30th July 2019
Tapiwa Kujinga is the director of the Pan-African Treatment Access Movement (PATAM), a social movement to ensure access to antiretroviral (ARV) treatment, as a fundamental part of comprehensive care for all people with HIV/AIDS in Africa.
PATAM works at country level to roll out sexual and reproductive rights training to organisations, and is steadily extending their work to a regional level, by gaining deeper understanding of scientific knowledge around HIV to ensure relevant training is provided to smaller communities with HIV.
An active advocate for the HIV community, Kujinga started looking into treatments and scientific breakthroughs in the field, after his step-daughter was diagnosed with HIV. Considering his interest in the research and knowledge of HIV treatments in Africa, he is also a member of AFROCAB which is the African Community Advisory Board, an organisation that focuses on the implementation of scientific break throughs in Africa.
Considering Kujinga’s strong interest in health literacy and access to efficacious HIV treatments, he talks of DTG as a game changer, “We’re advocating for it, we’ve been saying ‘give people dolutegravir’ because it ticks so many boxes.”

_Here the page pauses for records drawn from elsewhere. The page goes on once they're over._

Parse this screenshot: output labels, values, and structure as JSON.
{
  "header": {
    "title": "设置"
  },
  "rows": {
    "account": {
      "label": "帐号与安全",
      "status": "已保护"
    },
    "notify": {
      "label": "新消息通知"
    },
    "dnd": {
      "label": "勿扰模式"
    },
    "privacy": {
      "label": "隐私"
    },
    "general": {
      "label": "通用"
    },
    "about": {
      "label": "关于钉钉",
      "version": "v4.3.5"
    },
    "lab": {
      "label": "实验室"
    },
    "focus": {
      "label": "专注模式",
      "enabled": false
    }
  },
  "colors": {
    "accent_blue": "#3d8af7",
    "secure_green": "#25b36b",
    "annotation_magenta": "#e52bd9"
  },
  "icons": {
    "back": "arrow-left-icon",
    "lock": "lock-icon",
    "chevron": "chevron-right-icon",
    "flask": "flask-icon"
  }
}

He also adds, “When we compare to evidence coming from countries where dolutegravir has been rolled out, we realise that this is the drug that would make a big difference to our people.”
About 1,3 million people are living with HIV in Zimbabwe and statistics show that 90 percent are on treatment. In Zimbabwe, DTG was initially a part of third line treatment of HIV, and is expected to be rolled out nationally as first line treatment in mid-2019, to all populations except woman who are in their first trimester of pregnancy.
AFROCAB is currently working on an initiative where they are advocating for dolutegravir in several countries, including Nigeria, Kenya, Uganda. Tapiwa talks of evidence that is coming in, “especially from countries like Nigeria, Kenya, Uganda… that people are seeing a huge change in their lives. You know people are feeling less tired, some people are feeling more you know, alert.”
Kujinga also talks about the “very small” size of the DTG pill, “because the current ones are quite big and people were complaining. You know, especially ladies were complaining that they make noise when they have two bottles, and they have their handbag there and they’re on the public transport and people can hear the noise being made by the pills. They’re confident that the TLD treatment doses will be smaller and it’s going to make less noise than what they have right now.”
UNAIDS country stats – Zimbabwe